I think Douglas Feith has finally given us the best label of all for this disastrous presidency. Of course, it's directed at those who think torture might possibly be a bad thing. He's calling me and you "assholes." Me, I'm proud to be a member of the asshole-based community.
The most important read on yesterday's release of John Woo's 2003 memo on torture is less the analysis of the memo. The memo itself, however fundamentally outrageous as a legal and moral document, really doesn't add much to the existing understanding of the administration's torture policy and previously public series of memos justifying the policy. Woo is clearly a legal hack, but I'm less concerned about that and more concerned about the manufacture of his memoranda at the top level of the US government. The Woo memos are prominent only because the administration sought justification for what it was already doing and would continue to do, and Woo provided a legal scapegoat.
But, if you're so inclined, check out Marty Lederman's lawyerly assessment here, here, here, and here. See also Jack Balkin's discussion here. Throw in Emily Bazelon's and Glenn Greenwald's discussions. But...

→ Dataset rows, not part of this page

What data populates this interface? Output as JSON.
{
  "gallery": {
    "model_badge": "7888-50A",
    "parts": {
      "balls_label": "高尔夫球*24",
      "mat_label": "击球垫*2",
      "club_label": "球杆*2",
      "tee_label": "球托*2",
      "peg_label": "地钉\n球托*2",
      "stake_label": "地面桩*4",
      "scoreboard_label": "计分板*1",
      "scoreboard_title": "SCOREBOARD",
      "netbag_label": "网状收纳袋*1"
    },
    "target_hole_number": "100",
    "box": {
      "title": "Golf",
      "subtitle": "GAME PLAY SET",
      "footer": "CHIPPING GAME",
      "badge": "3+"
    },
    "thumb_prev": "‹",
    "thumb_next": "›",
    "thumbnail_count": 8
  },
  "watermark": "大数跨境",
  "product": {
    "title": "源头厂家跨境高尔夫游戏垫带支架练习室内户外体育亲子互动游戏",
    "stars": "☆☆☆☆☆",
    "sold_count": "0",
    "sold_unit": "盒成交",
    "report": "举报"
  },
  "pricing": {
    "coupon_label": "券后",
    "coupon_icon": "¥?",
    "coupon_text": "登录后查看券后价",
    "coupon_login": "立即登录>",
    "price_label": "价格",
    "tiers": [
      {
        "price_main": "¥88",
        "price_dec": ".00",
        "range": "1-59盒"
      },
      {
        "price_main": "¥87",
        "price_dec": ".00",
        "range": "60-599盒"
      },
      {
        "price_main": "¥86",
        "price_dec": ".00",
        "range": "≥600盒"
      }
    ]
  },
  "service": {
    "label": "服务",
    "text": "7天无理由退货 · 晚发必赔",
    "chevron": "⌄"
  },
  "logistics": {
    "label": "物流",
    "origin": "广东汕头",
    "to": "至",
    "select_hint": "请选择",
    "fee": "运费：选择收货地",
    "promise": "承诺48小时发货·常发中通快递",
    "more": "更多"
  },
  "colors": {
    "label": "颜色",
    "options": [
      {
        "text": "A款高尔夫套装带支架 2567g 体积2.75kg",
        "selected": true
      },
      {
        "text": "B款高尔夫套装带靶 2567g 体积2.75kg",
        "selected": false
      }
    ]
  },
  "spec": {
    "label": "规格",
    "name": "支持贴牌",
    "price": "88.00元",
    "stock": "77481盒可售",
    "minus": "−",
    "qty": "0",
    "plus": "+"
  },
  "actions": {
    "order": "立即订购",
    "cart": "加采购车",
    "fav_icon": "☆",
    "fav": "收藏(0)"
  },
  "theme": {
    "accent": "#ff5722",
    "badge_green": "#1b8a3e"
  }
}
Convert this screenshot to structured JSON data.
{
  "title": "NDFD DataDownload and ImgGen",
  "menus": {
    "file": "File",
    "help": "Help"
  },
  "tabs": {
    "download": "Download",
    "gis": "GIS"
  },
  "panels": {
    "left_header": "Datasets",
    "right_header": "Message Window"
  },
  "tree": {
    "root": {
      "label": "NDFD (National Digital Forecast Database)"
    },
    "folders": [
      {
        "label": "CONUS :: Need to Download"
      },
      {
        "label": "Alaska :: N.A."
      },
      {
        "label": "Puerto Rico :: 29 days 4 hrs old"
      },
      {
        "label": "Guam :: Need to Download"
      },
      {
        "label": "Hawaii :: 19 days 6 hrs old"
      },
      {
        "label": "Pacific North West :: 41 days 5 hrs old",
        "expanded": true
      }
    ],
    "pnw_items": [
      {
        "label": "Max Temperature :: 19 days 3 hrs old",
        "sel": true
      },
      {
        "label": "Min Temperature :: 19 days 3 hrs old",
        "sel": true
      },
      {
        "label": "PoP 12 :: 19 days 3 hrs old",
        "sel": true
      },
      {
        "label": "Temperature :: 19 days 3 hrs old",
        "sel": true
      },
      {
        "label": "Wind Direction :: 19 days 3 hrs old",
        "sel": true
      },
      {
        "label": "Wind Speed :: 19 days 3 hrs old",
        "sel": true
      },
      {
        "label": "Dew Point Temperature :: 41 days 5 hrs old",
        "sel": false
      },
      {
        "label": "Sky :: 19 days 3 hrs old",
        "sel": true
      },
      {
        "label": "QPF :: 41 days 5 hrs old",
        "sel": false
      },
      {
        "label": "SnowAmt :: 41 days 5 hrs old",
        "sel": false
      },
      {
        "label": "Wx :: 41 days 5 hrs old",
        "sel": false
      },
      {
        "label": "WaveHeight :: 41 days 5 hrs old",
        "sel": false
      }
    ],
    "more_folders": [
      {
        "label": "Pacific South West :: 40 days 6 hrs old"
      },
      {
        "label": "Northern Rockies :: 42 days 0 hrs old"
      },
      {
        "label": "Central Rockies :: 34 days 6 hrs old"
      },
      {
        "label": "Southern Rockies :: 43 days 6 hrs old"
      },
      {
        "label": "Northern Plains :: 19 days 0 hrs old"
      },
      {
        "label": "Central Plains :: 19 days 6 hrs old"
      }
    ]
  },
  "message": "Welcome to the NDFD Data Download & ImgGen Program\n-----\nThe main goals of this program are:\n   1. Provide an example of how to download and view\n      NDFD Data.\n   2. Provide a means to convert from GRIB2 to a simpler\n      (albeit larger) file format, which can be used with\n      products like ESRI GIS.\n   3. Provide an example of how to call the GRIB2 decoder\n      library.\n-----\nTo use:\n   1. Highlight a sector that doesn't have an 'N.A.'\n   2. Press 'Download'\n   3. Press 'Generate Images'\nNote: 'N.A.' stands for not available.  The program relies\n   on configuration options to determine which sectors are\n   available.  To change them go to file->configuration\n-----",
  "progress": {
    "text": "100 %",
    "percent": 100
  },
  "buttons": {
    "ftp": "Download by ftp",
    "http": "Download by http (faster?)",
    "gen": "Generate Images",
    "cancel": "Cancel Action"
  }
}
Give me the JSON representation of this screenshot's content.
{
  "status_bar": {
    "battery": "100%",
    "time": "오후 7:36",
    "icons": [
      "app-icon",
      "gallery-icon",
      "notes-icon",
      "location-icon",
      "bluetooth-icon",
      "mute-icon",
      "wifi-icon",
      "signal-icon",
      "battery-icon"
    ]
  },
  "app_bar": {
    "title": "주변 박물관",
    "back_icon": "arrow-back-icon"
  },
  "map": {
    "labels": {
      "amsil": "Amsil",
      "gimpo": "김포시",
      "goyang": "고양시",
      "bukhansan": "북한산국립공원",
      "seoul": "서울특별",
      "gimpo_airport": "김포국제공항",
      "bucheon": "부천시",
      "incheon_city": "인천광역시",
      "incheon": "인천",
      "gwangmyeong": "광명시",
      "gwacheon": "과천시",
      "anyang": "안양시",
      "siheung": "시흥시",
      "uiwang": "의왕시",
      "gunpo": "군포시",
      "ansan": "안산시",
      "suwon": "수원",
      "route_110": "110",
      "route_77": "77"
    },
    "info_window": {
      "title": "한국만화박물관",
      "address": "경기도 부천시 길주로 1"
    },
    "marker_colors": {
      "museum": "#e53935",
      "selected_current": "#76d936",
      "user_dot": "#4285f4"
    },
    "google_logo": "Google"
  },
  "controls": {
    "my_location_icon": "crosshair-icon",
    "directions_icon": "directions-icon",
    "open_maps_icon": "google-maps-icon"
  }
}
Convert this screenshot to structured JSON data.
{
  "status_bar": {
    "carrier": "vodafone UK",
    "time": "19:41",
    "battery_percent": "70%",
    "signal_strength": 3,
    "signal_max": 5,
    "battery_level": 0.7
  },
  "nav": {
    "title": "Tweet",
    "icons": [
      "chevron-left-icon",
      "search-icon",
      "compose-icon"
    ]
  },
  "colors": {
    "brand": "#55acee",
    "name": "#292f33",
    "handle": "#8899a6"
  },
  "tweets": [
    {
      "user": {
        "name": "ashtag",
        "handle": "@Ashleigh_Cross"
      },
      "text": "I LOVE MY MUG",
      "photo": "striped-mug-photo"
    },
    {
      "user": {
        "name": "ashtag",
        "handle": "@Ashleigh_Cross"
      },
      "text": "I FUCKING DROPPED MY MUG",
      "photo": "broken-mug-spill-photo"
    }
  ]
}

The most important piece today is by Phillippe Sands in Vanity Fair. It provides even more basis for what should be, ultimately, war crimes charges at the highest level of the government. This is the most important essay you could read thus far into the year if you're interested in the nature of your government. "Asshole" is an appellation of subtle beauty in comparison.